The successful conclusion of the 2nd Annual International Summit on Ending Gender-Based Violence in Toronto, Canada, has left a lasting impression on all participants. The summit began with a warm welcome from Doreen Kajumba, the esteemed Executive Director of The Centre for Social Justice Initiatives, who expressed gratitude and highlighted the urgent challenges posed by Gender-Based Violence, setting the stage for substantive discussions.
The first day featured enlightening presentations, including a thought-provoking talk titled ” “Silent Sufferers: Unveiling Domestic Violence’s Smallest and Most Vulnerable Victims” by Canadian speaker Mrs. Eyitayo Dada. Her insightful discourse shed light on a frequently overlooked group in the context of domestic violence, deepening our understanding of the complex issues involved.
The Neema Group from Uganda added a cultural dimension to the conference with a captivating live performance, emphasizing culture’s role in raising awareness and fostering unity in the mission to combat Gender-Based Violence.
Throughout the summit, survivors and participants bravely shared personal experiences, humanizing statistics and underlining the urgency of the Gender-Based Violence issue.
Dr. Samuel Jacobs-Abbey, a distinguished professor at Morris Brown College and the Executive Director of Jacobs-Abbey Global Institute for Leadership Studies (Jagils), delivered a compelling presentation on “De-normalizing Behavior that Contributes to Gender-Based Violence.” He urged participants to confront deeply ingrained social norms contributing to gender-based violence.
The first day concluded with a mindfulness session led by Mr. Prashant Chawla, focusing on survivors and victims of Gender-Based Violence, strengthening the commitment to ending Gender-Based Violence.
The second day began with opening remarks from Ms. Doreen Kajumba, the summit’s convenor and Executive Director of The Centre for Social Justice Initiatives, including a land acknowledgment and an invitation for survivors to volunteer in awareness campaigns.
Dr. Grace Faraja Nkundabantu, the Executive Director of African Girls Hope Foundation, shared her research on Gender-Based Violence in East Africa, emphasizing the historical and sociocultural roots of violence, the human impact of abuse, and the need for structural changes to empower women and girls.
Dr. Samuel Jacobs-Abbey introduced personality psychology as a powerful tool to understand perpetrators, victims, and cultural attitudes contributing to abuse.

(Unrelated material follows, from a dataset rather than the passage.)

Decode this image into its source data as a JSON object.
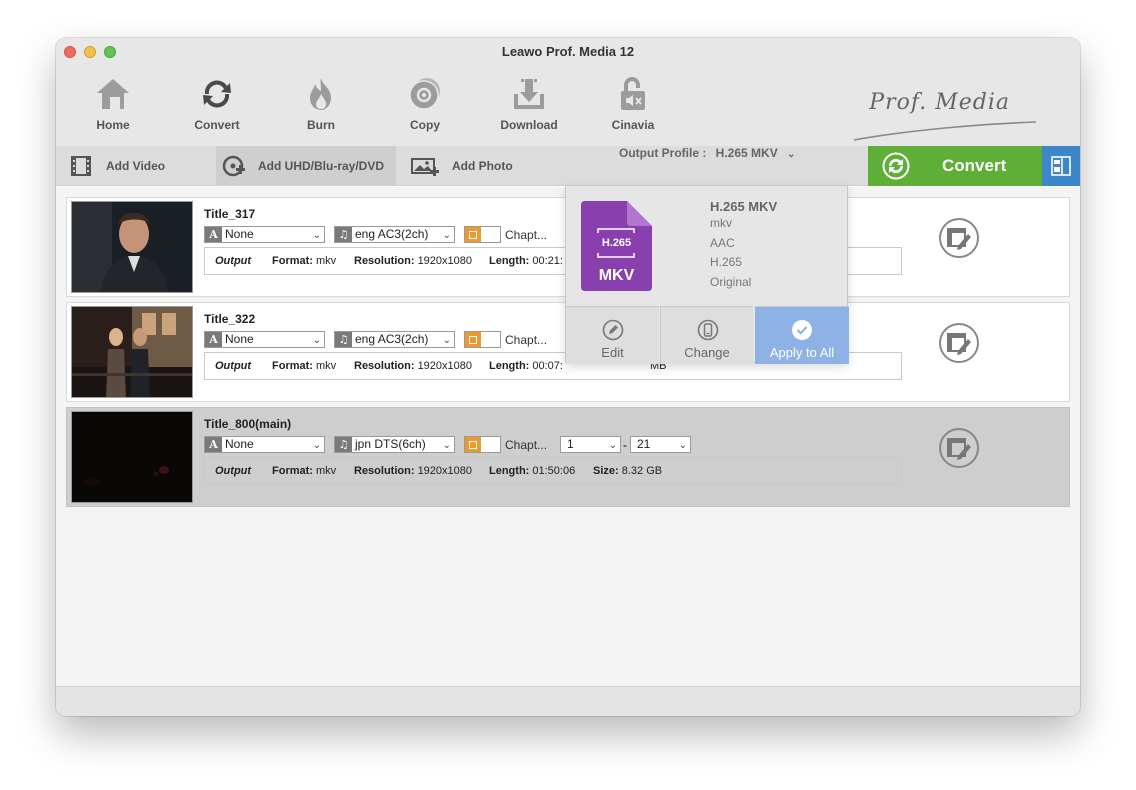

He stressed the importance of integrating psychological insights into prevention programs, law enforcement training, policy decisions, and grassroots activism.
The summit concluded with closing remarks from Ms. Doreen Kajumba, who expressed gratitude to participants and speakers. Certificates of participation were presented to acknowledge attendees’ invaluable contributions.
Mr. Kwame Anane Frempong, the Summit’s Event Manager, highlighted the remarkable journey that led to the international event’s hosting, skillfully moderated by Janice Providence Lucenay.
The 2nd Annual International Summit on Ending Gender-Based Violence fostered impactful discussions and ignited a collective commitment to drive meaningful change in the fight against Gender-Based Violence.